    • All counties in Washington are currently in Phase 3, which allows for 50% occupancy indoors. 
  • The conflict between Israel and Palestine
    • While the three Abrahamic religions (Arab Christians, Arab Muslims and Arab Jews) have lived in peace, the conflict  in Israel and Palestine has escalated far beyond that. 
    • Palestine took in a lot of Jewish refugees in Europe after the Holocaust. Anti-Semitism grew in the continent, sparking the rise of the Zionist movement, who want a Jew-only state. 
    • Over time, Palestinian land was divided, with some was given to European Jews. While there has been temporary peace, the two groups continued to push for more. 
    • The state of c was founded in Palestine in 1948. Through international systems, Israel grew more powerful and gained more resources. 
    • Palestinian refugees have since been unable to leave, stripped of their rights, patrolled/monitored consistently and only receive controlled basic resources. 
    • This April, the first night of Ramadan was being celebrated in the Asqa Mosque. At the same time, Israeli officials were celebrating their Memorial Day at a nearby sacred site. 
    • The Asqa Mosque had speakers, broadcasting prayer for those participating in Ramadan. The Israeli president, Reuven Rivlin, was giving a speech, and officials requested that the Mosque stop broadcasting prayer during the speech. 
    • When the Asqa Mosque continued to broadcast prayer during the speech, Israeli officers raided the building and cut off access. Shortly after, a popular plaza for Palestinian celebrations was shut down by police. 
    • Palestinians began to protest in response. This led to counter-protests from far-right Jewish organizations. The plaza was then reopened, but not without consequences. 

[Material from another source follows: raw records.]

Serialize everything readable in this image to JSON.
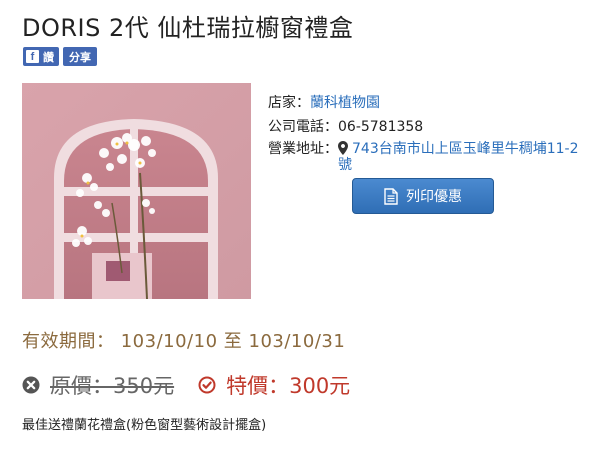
{
  "title": "DORIS 2代 仙杜瑞拉櫥窗禮盒",
  "social": {
    "like_label": "讚",
    "share_label": "分享",
    "fb_glyph": "f"
  },
  "store": {
    "name_label": "店家：",
    "name": "蘭科植物園",
    "phone_label": "公司電話：",
    "phone": "06-5781358",
    "address_label": "營業地址：",
    "address": "743台南市山上區玉峰里牛稠埔11-2號"
  },
  "print_button_label": "列印優惠",
  "validity": {
    "label": "有效期間：",
    "start": "103/10/10",
    "to": "至",
    "end": "103/10/31"
  },
  "price": {
    "original_label": "原價：",
    "original_value": "350元",
    "special_label": "特價：",
    "special_value": "300元"
  },
  "description": "最佳送禮蘭花禮盒(粉色窗型藝術設計擺盒)",
  "colors": {
    "accent": "#2a6ebb",
    "special_price": "#c0392b",
    "validity": "#8b6a3e",
    "facebook": "#4267b2"
  },
  "icons": {
    "like": "facebook-like-icon",
    "map": "map-marker-icon",
    "print": "document-icon",
    "original_price": "times-circle-icon",
    "special_price": "check-circle-icon"
  }
}
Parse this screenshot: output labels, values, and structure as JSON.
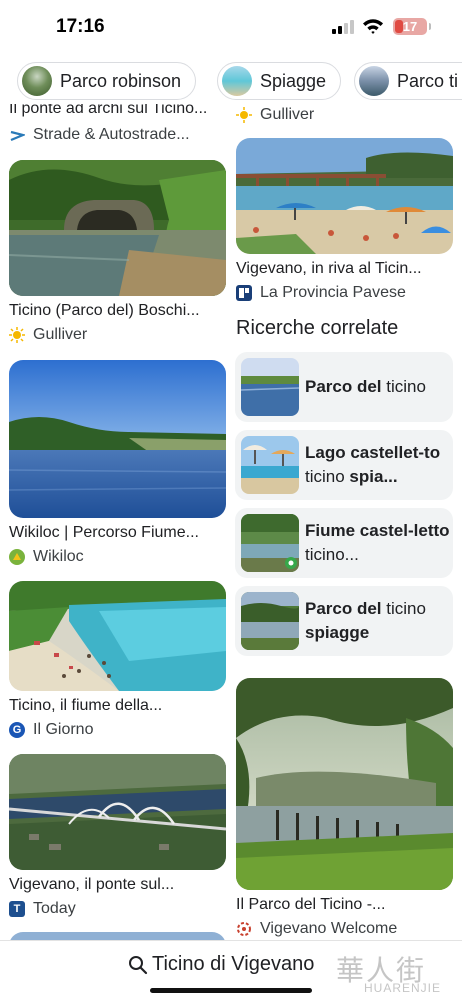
{
  "status": {
    "time": "17:16",
    "battery": "17"
  },
  "chips": [
    {
      "label": "Parco robinson"
    },
    {
      "label": "Spiagge"
    },
    {
      "label": "Parco ti"
    }
  ],
  "left": {
    "partial": {
      "title": "Il ponte ad archi sul Ticino...",
      "source": "Strade & Autostrade...",
      "icon": "strade-logo-icon"
    },
    "cards": [
      {
        "title": "Ticino (Parco del) Boschi...",
        "source": "Gulliver",
        "icon": "gulliver-sun-icon"
      },
      {
        "title": "Wikiloc | Percorso Fiume...",
        "source": "Wikiloc",
        "icon": "wikiloc-icon"
      },
      {
        "title": "Ticino, il fiume della...",
        "source": "Il Giorno",
        "icon": "il-giorno-icon"
      },
      {
        "title": "Vigevano, il ponte sul...",
        "source": "Today",
        "icon": "today-icon"
      }
    ]
  },
  "right": {
    "partial": {
      "source": "Gulliver",
      "icon": "gulliver-sun-icon"
    },
    "top_card": {
      "title": "Vigevano, in riva al Ticin...",
      "source": "La Provincia Pavese",
      "icon": "provincia-pavese-icon"
    },
    "related": {
      "heading": "Ricerche correlate",
      "items": [
        {
          "bold1": "Parco del",
          "normal": " ticino",
          "bold2": ""
        },
        {
          "bold1": "Lago castellet-to",
          "normal": " ticino ",
          "bold2": "spia..."
        },
        {
          "bold1": "Fiume castel-letto",
          "normal": " ticino...",
          "bold2": ""
        },
        {
          "bold1": "Parco del",
          "normal": " ticino ",
          "bold2": "spiagge"
        }
      ]
    },
    "bottom_card": {
      "title": "Il Parco del Ticino -...",
      "source": "Vigevano Welcome",
      "icon": "vigevano-welcome-icon"
    }
  },
  "bottom": {
    "query": "Ticino di Vigevano",
    "watermark_big": "華人街",
    "watermark_small": "HUARENJIE"
  },
  "colors": {
    "chip_border": "#dadce0",
    "related_bg": "#f1f3f4",
    "battery_low": "#e04a42"
  }
}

    • Palestinians continued to fight against the treatment of their people, including the area’s long-term issue of displacement. As more Palestinians are displaced but unable to leave the country, the tension grows. 
    • On May 7, the police raided the Asqa Mosque with rubber bullets, stun grenades and tear gas to use against protesters. Both sides are claiming that the other started it. 
    • The following days saw more of the same, until the conflict had become a war. Israel has been bombing opposing leaders and their families. 
    • There have been around 200 reported Palestinian deaths and over 1,200 injuries. Israel is justifying the bombings of leaders, citing terrorism and weapon storage. 
    • The U.S. gives $3.8 in military aid to Israel each year. When speaking with Israeli officials, Biden agreed that Israel had the right to respond to the terrorist threat, but also advocated for solutions without further bombings. He also had concerns regarding the treatment of Palestinian people. 
  • Pipeline hack 
    • The Colonial Pipeline based in Georgia reaches from Texas to New Jersey. Around half of the motor and aviation fuel in the Northeast and the South travels through the Colonial. 
    • The pipeline suffered a ransomware attack from DarkSide, an organized crime group. They were paid $4.4 million in ransom. 
    • The demand for gas spiked in several states after the hack, which the hackers supposedly did not intend for. 
    • President Biden issued an executive order for stronger cybersecurity in the U.S.